If you want an easy-to-use wrapper for IndexDB, see localForage.

Web workers are available almost everywhere, but they're basically just like processes. They're attached to a tab.

Interesting: There's a new background sync API. It's in Chrome. Not in Opera. Not in Samsung Browser. Will be in Edge. Works even if the user doesn't come back to the tab.

navigator.onLine lets you know if you're offline. If it's false, you know you're offline. However, if it's true, you may be in an area where it's not working. You may be on a hotel network and unable to get outside of it.

Offline.js can help you with more advanced network detection.

Alternatively, you can just try to do a fetch and catch the exception.

This is how to make your website gray if you're offline:

window.addEventListener("offline", function() {
    document.documentElement.style.filter = "grayscale()";
}

You need a manifest and a service worker to get a web app install banner, and you need the user to access your site a second time (1 hr < 2nd visit < 30 days).

Push notifications

Web Push is a new API on top of Service Workers.

Remember, see the code snippets link above.

You need to generate a public key so that you can confirm with the server who you are. There's a code snippet to show you how to generate such a key.

Use pushSubscribeUser() to subscribe the user to pushes. It returns you an endpoint URL that you can use to push messages to the user.

In the service worker, you can register for push events. Imagine, the user isn't even using your site right now. However, your service worker can receive the event.

Within Chrome DevTools, in the Application tab, there's a Push link that you can use to simulate pushes.

It works even better on phones than on desktop. On desktop, if you close the browser, you can't receive messages.
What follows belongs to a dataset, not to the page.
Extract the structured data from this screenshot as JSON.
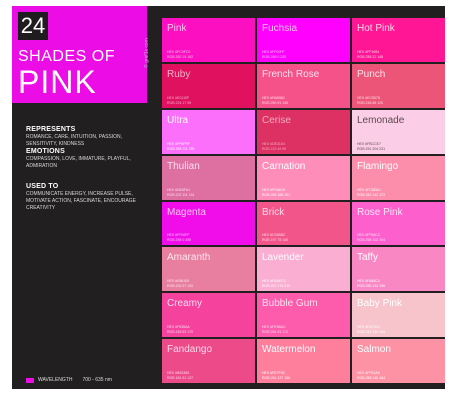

On Android, if the message is received, it'll wake up the browser--even if you just turned on your phone and never even started Chrome.

You can query all your client tabs in a service worker.

You can receive a notification in a service worker, updated IndexDB, and then use the client API to tell all the tabs that you have new data.

The notification can only be 1.5k. However, you can do a fetch in response to a notification.

Important: You cannot have silent notifications. You must notify the user:

self.registration.showNotification('Push title', { body: event.data.text() })

If you don't this, the user will get a generic notification.

Facebook and Twitter use this.

They're working on another API that, with the user's permission, you'll be able to update data in the background.

With Web APK, notifications will look like they're from your app, not necessarily from Chrome. It'll look "more native".

Lighthouse

Lighthouse is a Chrome extension that you can use to see how well you've built your app, including the PWA features of your app.

It's available as a Chrome extension or as a command line tool via npm.

iOS Home Screen Web Apps

Here's what's available on iOS:

  1. You can use a meta tag that lets users create an app launcher icon.
  2. You can use AppCache, which is an older, somewhat crappy API for offline apps.
  3. There's no way to do push notifications.
<meta name="app-mobile-webapp-capable" content="yes">
<link rel="apple-touch-icon" href="...">

This will add an "Add to Homescreen" icon somewhere in the menus. Then, you'll have an icon on the homescreen.

https://github.com/firtman/iWAM is an experiment he threw together to take the web manifest file and translate it into meta tags for Apple.

Here's an article he wrote: Don’t use iOS meta tags irresponsibly in your Progressive Web Apps

AppCache is available all over the place. It's terrible. However, it's the only thing you have on iOS.

In closing

  1. Instant loading
  2. Discoverable
  3. Network indepedent
  4. Responsive
  5. Installable
  6. Secure
  7. Linkable
  8. Re-engageable
  9. Works everywhere (???)
  10. Fast

He doesn't think there are good resources / references for Service Workers. This is probably the best he can offer: The Service Worker Cookbook.

The best practices haven't really shaken out yet. It's new. The API is changing. The best practices are changing.

We've only covered a small part of the service workers and web push APIs.


Comments

Outweb said…
https://outweb.io is also a great source to find Progressive Web Apps.
Anonymous said…
Nice summary and very useful notes!